▶ _WHAT TO DO_
All lines that hold the string "content" should be copied. Find them in the listing below.

▶ _EXERCISE DATA_
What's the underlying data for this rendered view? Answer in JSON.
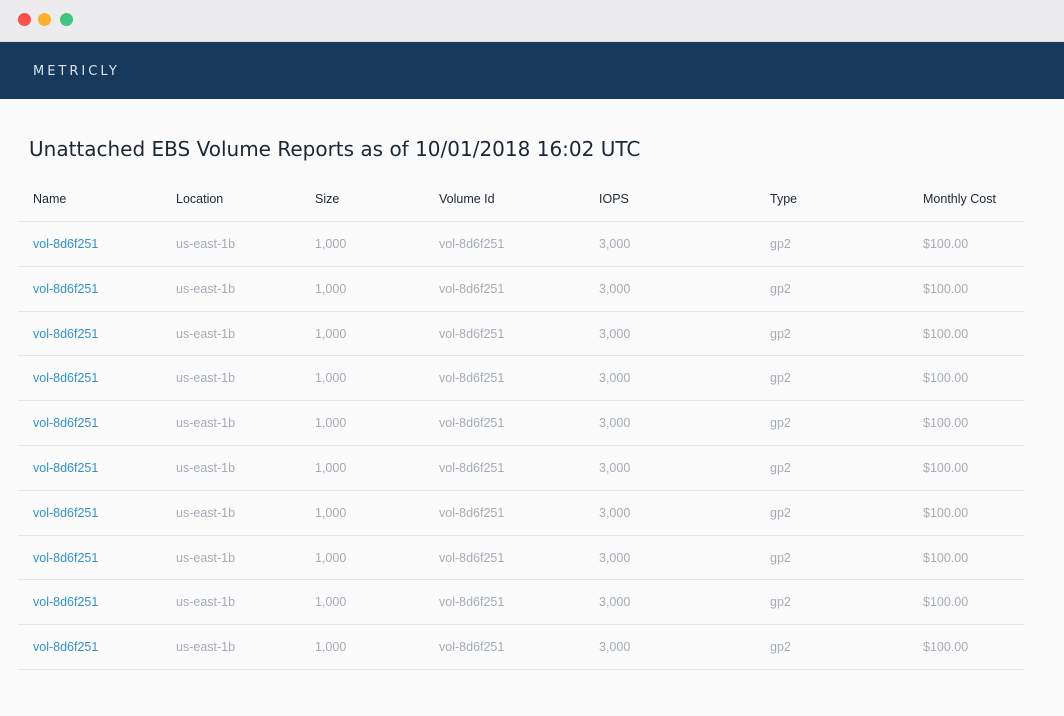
{
  "window": {
    "controls": [
      "close",
      "minimize",
      "maximize"
    ]
  },
  "navbar": {
    "brand": "METRICLY",
    "background": "#17395c"
  },
  "page": {
    "title": "Unattached EBS Volume Reports as of 10/01/2018 16:02 UTC"
  },
  "table": {
    "columns": [
      "Name",
      "Location",
      "Size",
      "Volume Id",
      "IOPS",
      "Type",
      "Monthly Cost"
    ],
    "rows": [
      [
        "vol-8d6f251",
        "us-east-1b",
        "1,000",
        "vol-8d6f251",
        "3,000",
        "gp2",
        "$100.00"
      ],
      [
        "vol-8d6f251",
        "us-east-1b",
        "1,000",
        "vol-8d6f251",
        "3,000",
        "gp2",
        "$100.00"
      ],
      [
        "vol-8d6f251",
        "us-east-1b",
        "1,000",
        "vol-8d6f251",
        "3,000",
        "gp2",
        "$100.00"
      ],
      [
        "vol-8d6f251",
        "us-east-1b",
        "1,000",
        "vol-8d6f251",
        "3,000",
        "gp2",
        "$100.00"
      ],
      [
        "vol-8d6f251",
        "us-east-1b",
        "1,000",
        "vol-8d6f251",
        "3,000",
        "gp2",
        "$100.00"
      ],
      [
        "vol-8d6f251",
        "us-east-1b",
        "1,000",
        "vol-8d6f251",
        "3,000",
        "gp2",
        "$100.00"
      ],
      [
        "vol-8d6f251",
        "us-east-1b",
        "1,000",
        "vol-8d6f251",
        "3,000",
        "gp2",
        "$100.00"
      ],
      [
        "vol-8d6f251",
        "us-east-1b",
        "1,000",
        "vol-8d6f251",
        "3,000",
        "gp2",
        "$100.00"
      ],
      [
        "vol-8d6f251",
        "us-east-1b",
        "1,000",
        "vol-8d6f251",
        "3,000",
        "gp2",
        "$100.00"
      ],
      [
        "vol-8d6f251",
        "us-east-1b",
        "1,000",
        "vol-8d6f251",
        "3,000",
        "gp2",
        "$100.00"
      ]
    ],
    "link_color": "#2f93c9"
  }
}
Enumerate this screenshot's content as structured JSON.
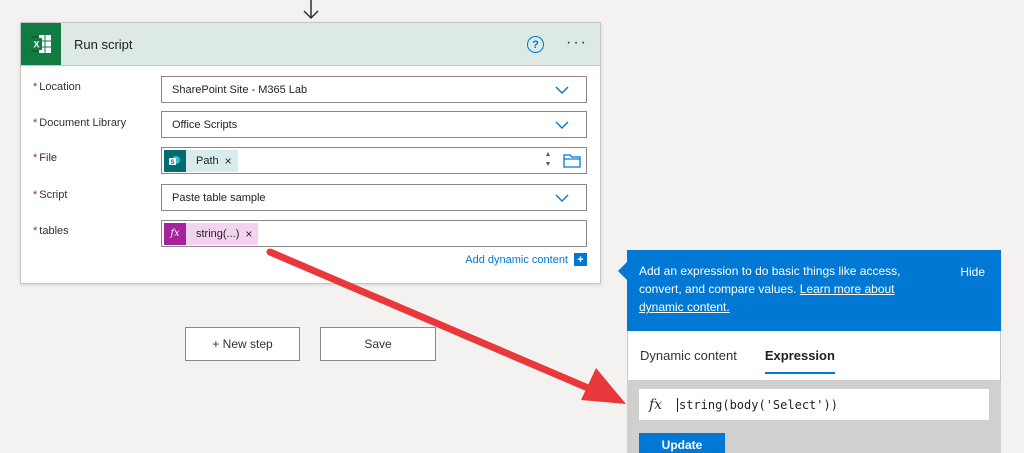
{
  "card": {
    "title": "Run script",
    "help": "?",
    "more": "···"
  },
  "fields": {
    "required_mark": "*",
    "location": {
      "label": "Location",
      "value": "SharePoint Site - M365 Lab"
    },
    "document_library": {
      "label": "Document Library",
      "value": "Office Scripts"
    },
    "file": {
      "label": "File",
      "token": "Path",
      "token_icon": "sharepoint-icon"
    },
    "script": {
      "label": "Script",
      "value": "Paste table sample"
    },
    "tables": {
      "label": "tables",
      "token": "string(...)",
      "token_icon": "fx-icon"
    },
    "remove_glyph": "×"
  },
  "add_dynamic_content": "Add dynamic content",
  "buttons": {
    "new_step": "+ New step",
    "save": "Save"
  },
  "panel": {
    "description_prefix": "Add an expression to do basic things like access, convert, and compare values.",
    "learn_more": "Learn more about dynamic content.",
    "hide": "Hide",
    "tabs": [
      "Dynamic content",
      "Expression"
    ],
    "active_tab": "Expression",
    "fx": "fx",
    "expression": "string(body('Select'))",
    "update": "Update"
  },
  "colors": {
    "accent": "#0078d4",
    "excel_green": "#107c41",
    "header_bg": "#dde9e3",
    "fx_token": "#a4239d",
    "fx_token_bg": "#f3d3ef",
    "sp_token": "#036c70",
    "sp_token_bg": "#d9ecec",
    "annotation_arrow": "#e8383b"
  }
}
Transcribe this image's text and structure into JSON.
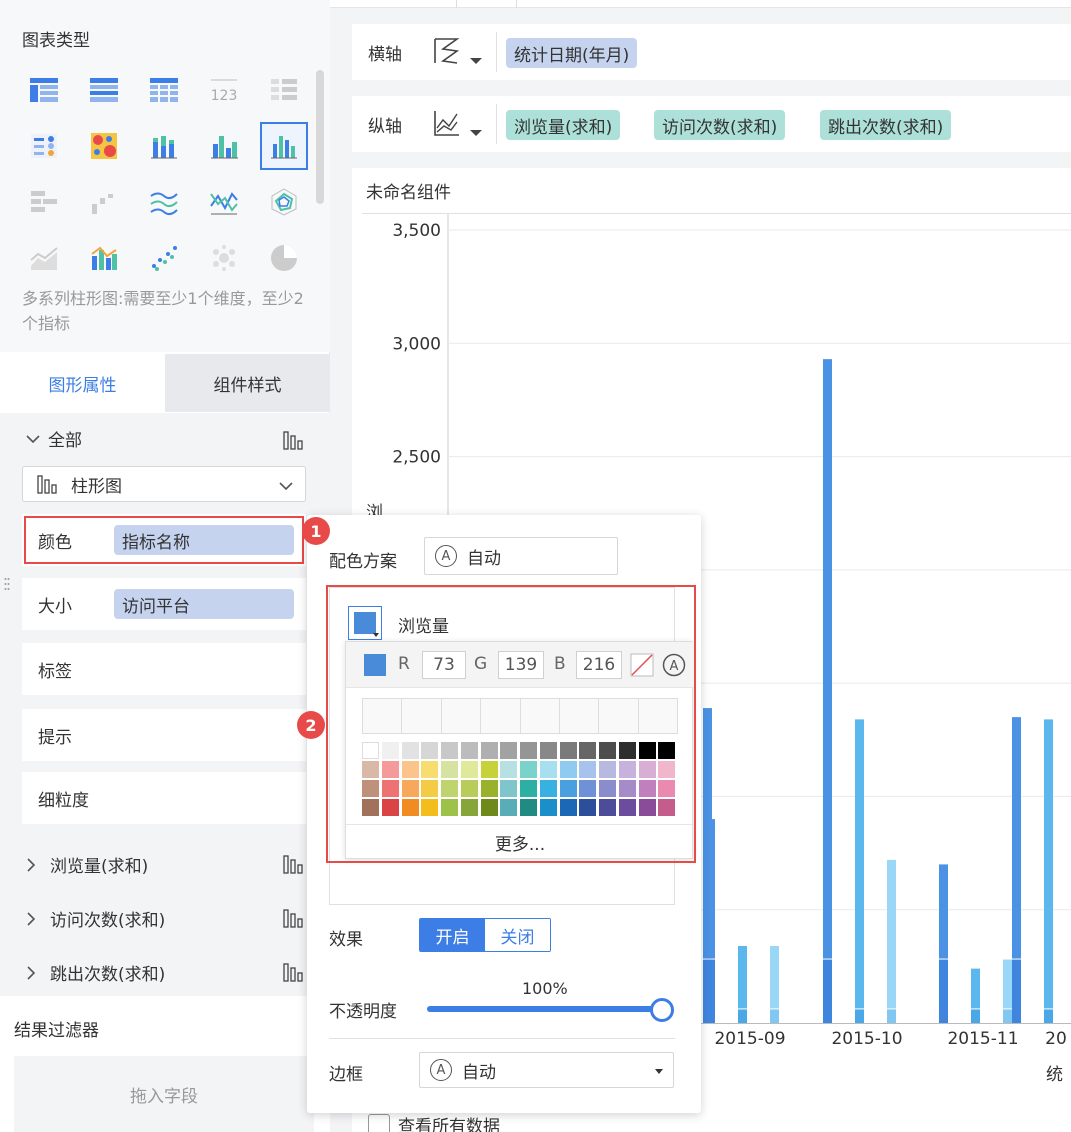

▶ _RESULT FOR THIS TASK_
Enumerate this screenshot's content as structured JSON.
  "add_dynamic_content": "Add dynamic content",
    "learn_more": "Learn more about dynamic content.",
      "Dynamic content",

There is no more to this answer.